Plant access and materials storage
Access to the working area on the beach is severely restricted by the low-headroom railway bridge across Dawlish Water and the pedestrian access to the sea front, so only small plant is brought to the worksite this way. Large plant, excavators and a mobile crane are loaded onto a multi-purpose landing craft – the MTS Terramare with its 50-tonne load capacity – at Teignmouth docks and delivered to the beach at Dawlish. To protect the plant when not in use at high tide, refuges have been put in at each end of the site. These refuges take the form of a U-shaped layout of steel freight containers fully loaded with beach material, thereby forming effective protection for the plant.
Most materials, apart from the pumped concrete already described, can be brought in under the railway bridge. Even the large precast wall units, which are stored until needed in an off-road compound not far away, can come in this way on trailers and unloaded into the refuge at the south end of the site ready for installation. The CHS piles were also brought to site by this route.
BAM Nuttall has around 30 employees here, based at their main site offices at Dawlish Warren. The labour force is comprised of 60-70 staff covering two shifts equally, split between BAM Nuttall and TBT Recruitment Ltd. BAM Nuttall has taken several measures to alleviate some of the features of tidal working disruptive to the body clock. Working every tide, i.e. twice per 24-hour period, is slightly offset by giving staff alternate weekends off duty. Also, by moving the start and finish shift times each day to accurately follow the tide times, i.e. advancing by around one hour per day, would maximise the available site time. However, Jack Brookes explained that they have preferred to maintain the same shift times for 4 days consecutively so as to not confuse the circadian rhythm more than necessary.
Furthermore, the Health and Safety Executive’s Fatigue Risk Index is calculated on a regular basis to monitor for hazards related to disruptive shift working. The objective is to ensure that scores are kept below 40 which is the maximum recommended on the range from 0-100 on the Index criteria.

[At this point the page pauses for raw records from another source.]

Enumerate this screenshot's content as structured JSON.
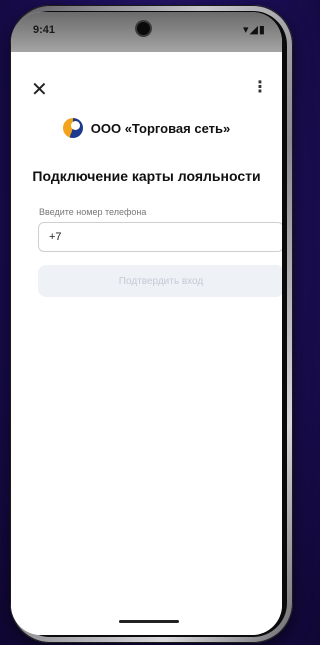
{
  "status_bar": {
    "time": "9:41",
    "icons": "▾◢▮"
  },
  "header": {
    "close_icon": "✕",
    "more_icon": "⋮"
  },
  "brand": {
    "name": "ООО «Торговая сеть»",
    "logo_colors": [
      "#1d3a8f",
      "#f3a21b"
    ]
  },
  "title": "Подключение карты лояльности",
  "form": {
    "phone_label": "Введите номер телефона",
    "phone_value": "+7",
    "confirm_button": "Подтвердить вход"
  },
  "colors": {
    "background": "#1f1060",
    "button_disabled_bg": "#eef1f6",
    "button_disabled_text": "#c4cad6"
  }
}
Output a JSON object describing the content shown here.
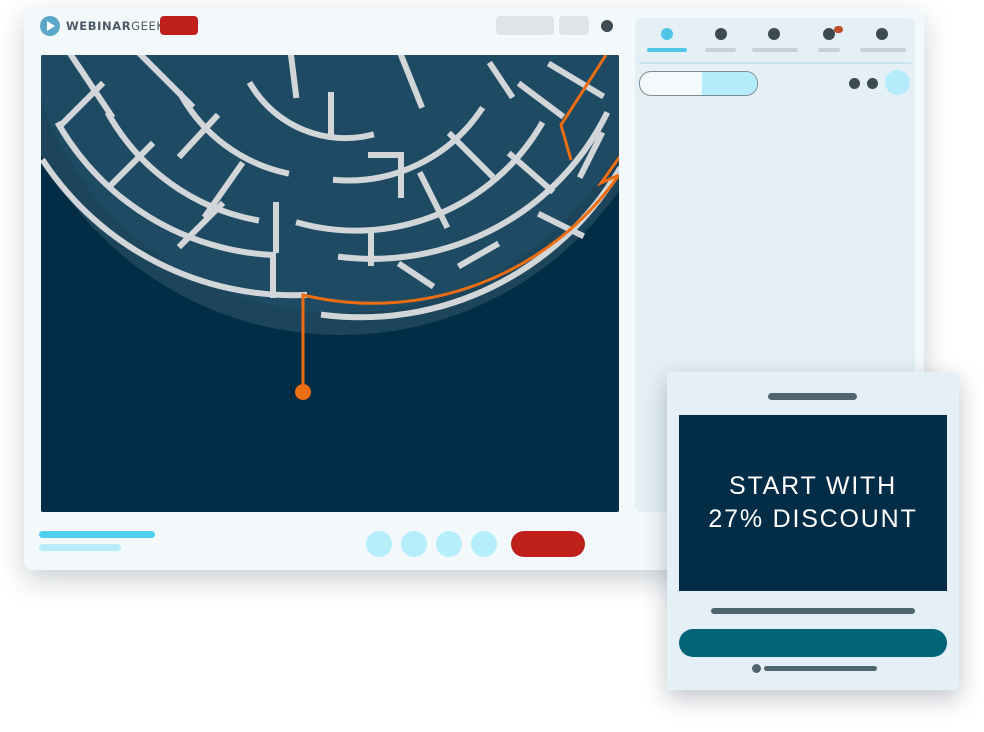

JP Crane Hire and Lynch are the main plant suppliers whilst Camfaud is the subcontractor for the concrete pumping. SGC provides safety-critical resources. Also, Network Rail was keen to emphasise the use of local suppliers – particularly of materials – to the tune of somewhere between £5-10 million out of the overall project value of £80 million.
Stage 1 was valued at £25 million, Stage 2a, which will be complete by Autumn 2021, is another £30 million and Stage 2b, which is out to tender at present, will be carried out between Autumn 2021 and Winter 2022.
They say that walls have ears, but this one only has instalments. Rail Engineer will return to Dawlish next year to review the successful completion of Stage 2a and report on progress with the most complex piece of the jigsaw, Stage 2b. This will link up with the two earlier stages and greatly enhance the station. Once complete, the project will give this vital railway artery better defence against the sea than ever before in its long history.